Roy -- or Roi as he started to sign his work at one point -- was more than just another political cartoonist. He was proudly working-class and an avid trade unionist. For more than a decade he was the chief steward of one of the most solid locals of one of the most left-leaning unions in Canada at the time, the United Electrical Workers. At the same time as he was drawing cartoons mocking the boss while he worked on the line he was also the best known labour cartoonist in North America. His work appeared regularly in many labour movement publications across the continent. At the time we interviewed him he had stopped drawing because a car accident had damaged his eyes and he couldn't see well enough, and it was obviously a sorrow for him. I'm not sure what changed, but a little later on he started drawing again, and from what I understand kept at it right to the end.
And he was truly a character. Anyone who was lucky enough to hear him tell anecdotes about his encounters with premiers and presidents and the guys on the shop floor is truly blessed.
A little while after the interview and the cd, I was lucky enough to work for awhile with his granddaughter Shannon -- a wonderful person. I've been thinking about her and feeling much sorrow for her loss these last few days.
Here is the article about Roi that was published in today's Hamilton Spectator:
Cartoonist 'Roi' championed underdog: ROY CARLESS 1920 - 2009
by Daniel Nolan, The Hamilton Spectator, January 06, 2009

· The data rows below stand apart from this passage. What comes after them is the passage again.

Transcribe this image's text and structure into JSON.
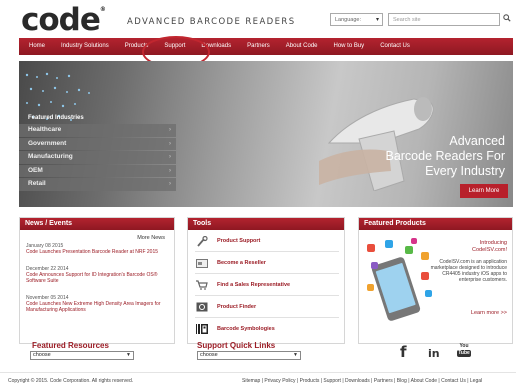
{
  "header": {
    "logo": "code",
    "tagline": "ADVANCED BARCODE READERS",
    "language_placeholder": "Language:",
    "search_placeholder": "Search site"
  },
  "nav": {
    "items": [
      "Home",
      "Industry Solutions",
      "Products",
      "Support",
      "Downloads",
      "Partners",
      "About Code",
      "How to Buy",
      "Contact Us"
    ]
  },
  "hero": {
    "featured_label": "Featured Industries",
    "industries": [
      "Healthcare",
      "Government",
      "Manufacturing",
      "OEM",
      "Retail"
    ],
    "headline_lines": [
      "Advanced",
      "Barcode Readers For",
      "Every Industry"
    ],
    "button_label": "Learn More"
  },
  "news": {
    "title": "News / Events",
    "more_label": "More News",
    "items": [
      {
        "date": "January 08 2015",
        "text": "Code Launches Presentation Barcode Reader at NRF 2015"
      },
      {
        "date": "December 22 2014",
        "text": "Code Announces Support for ID Integration's Barcode OS® Software Suite"
      },
      {
        "date": "November 05 2014",
        "text": "Code Launches New Extreme High Density Area Imagers for Manufacturing Applications"
      }
    ]
  },
  "tools": {
    "title": "Tools",
    "items": [
      {
        "label": "Product Support",
        "icon": "wrench-icon"
      },
      {
        "label": "Become a Reseller",
        "icon": "card-icon"
      },
      {
        "label": "Find a Sales Representative",
        "icon": "cart-icon"
      },
      {
        "label": "Product Finder",
        "icon": "magnifier-icon"
      },
      {
        "label": "Barcode Symbologies",
        "icon": "barcode-icon"
      }
    ]
  },
  "featured": {
    "title": "Featured Products",
    "headline_lines": [
      "Introducing",
      "CodeISV.com!"
    ],
    "body": "CodeISV.com is an application marketplace designed to introduce CR4405 industry iOS apps to enterprise customers.",
    "more_label": "Learn more >>"
  },
  "resources": {
    "title": "Featured Resources",
    "select_value": "choose"
  },
  "support_links": {
    "title": "Support Quick Links",
    "select_value": "choose"
  },
  "social": {
    "facebook": "f",
    "linkedin": "in",
    "youtube_top": "You",
    "youtube_bottom": "Tube"
  },
  "footer": {
    "copyright": "Copyright © 2015. Code Corporation. All rights reserved.",
    "links": "Sitemap | Privacy Policy | Products | Support | Downloads | Partners | Blog | About Code | Contact Us | Legal"
  },
  "colors": {
    "brand_red": "#b3232f",
    "link_red": "#9b1c25"
  }
}
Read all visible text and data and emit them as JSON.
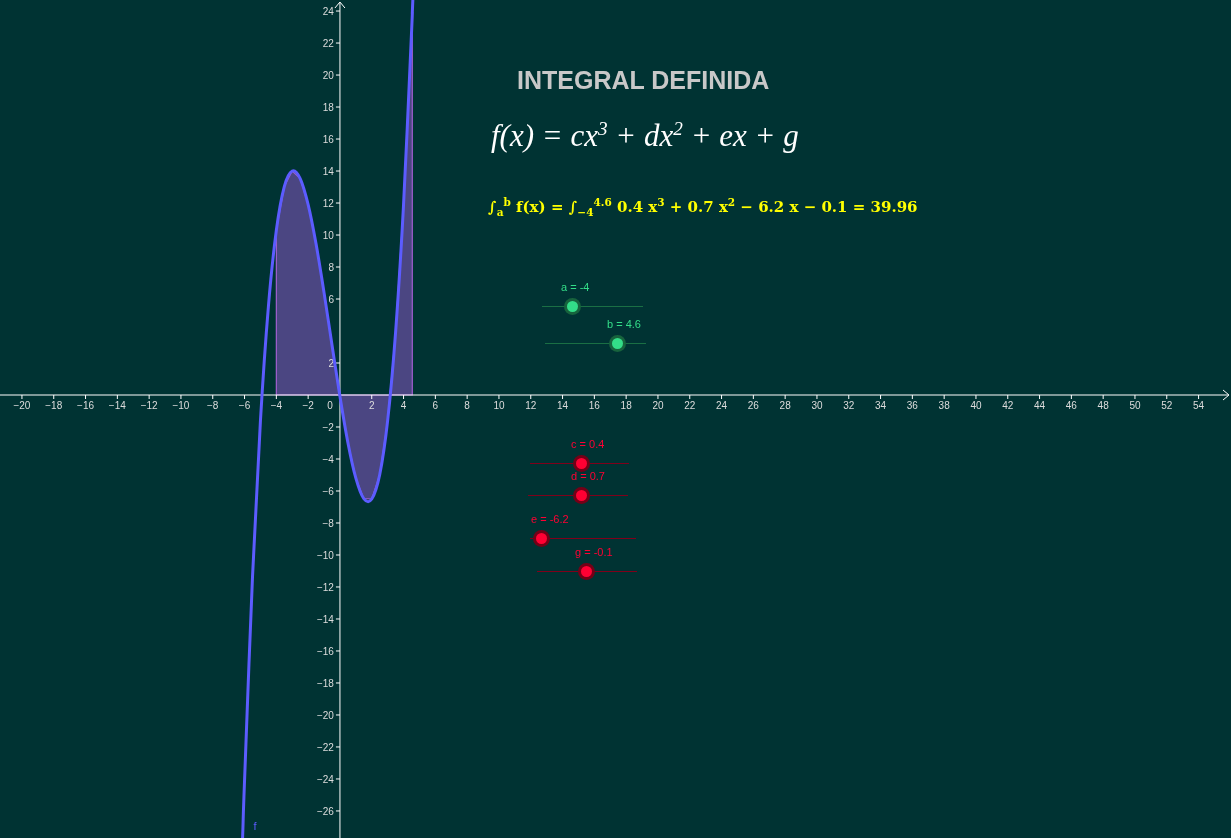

Roy Carless skewered the high and mighty in his editorial cartoons, blasting them for the way they treated the little guy -- and by most recollections they loved it.
He has letters from three U.S. presidents -- Lyndon Johnson, Gerald Ford and Jimmy Carter -- and from Pierre Trudeau, Tommy Douglas and Bill Davis thanking him for his cartoons.
And the day he retired after 34 years as an assembler at the Camco appliance plant, his bosses let him know he would be missed. Over the years, he drew many unflattering, shop floor humour cartoons about plant management. The bosses let him know that, rather than throwing them away, they had kept every one.
"He thought that was great," recalled Hamilton Spectator cartoonist Graeme MacKay.
"He loved knowing whether his bosses or politicians got a chuckle out of his work."
Carless, whose cartoons had appeared in The Spectator over the years, died suddenly Friday at his beloved Bold Street home. He was 88. His son Marc said it is believed he died of a heart attack.
The son of a Toronto area village police chief and a housewife, Carless had been drawing since he was a child, but started to sharpen his talent when he came to Hamilton in 1948 to work at the then Westinghouse plant on Longwood Road.
His shop floor cartoons posted around the plant got him into the union paper of the United Electrical Workers. In 1968, he branched into political drawings and that got him into numerous other trade union publications and even a calendar.
By day, he was a factory worker, helping put food on the table for his family and being an active union member. By night, he was a cartoonist, with the trademark signature Roi, drawing for publications in Canada and the United States.
He eventually became a member of the Association of Editorial Cartoonists and his cartoons are now in the National Archives in Ottawa and the Smithsonian Institute in Washington, D.C.
He also published a book of his cartoons and had various local shows of his work.
Carless's son Marc and granddaughter Shannon Morgan both said he was an advocate for the underdog, read five newspapers a day and had a great sense of humour. He drew cartoons right to the end.
"He was somebody I looked up to and respected," said Marc, who works for John Deere in Grimsby. "His ability to express himself through cartoons was always amazing to me."
Morgan was taken in by Carless and his wife Audrey after her mother and their daughter, Cindy, died of leukemia in 1987. Morgan was 11.
"Everything he did was on trying to get a message out," said Morgan.
"He wanted people to start thinking and pay attention to their community and the world around them."
Carless is survived by his wife, son and four other grandchildren. His body has been donated to medical science, as he wished.
A memorial is set for Jan. 17 at the Workers Arts and Heritage Centre, 51 Stuart St. It will begin at 1 p.m.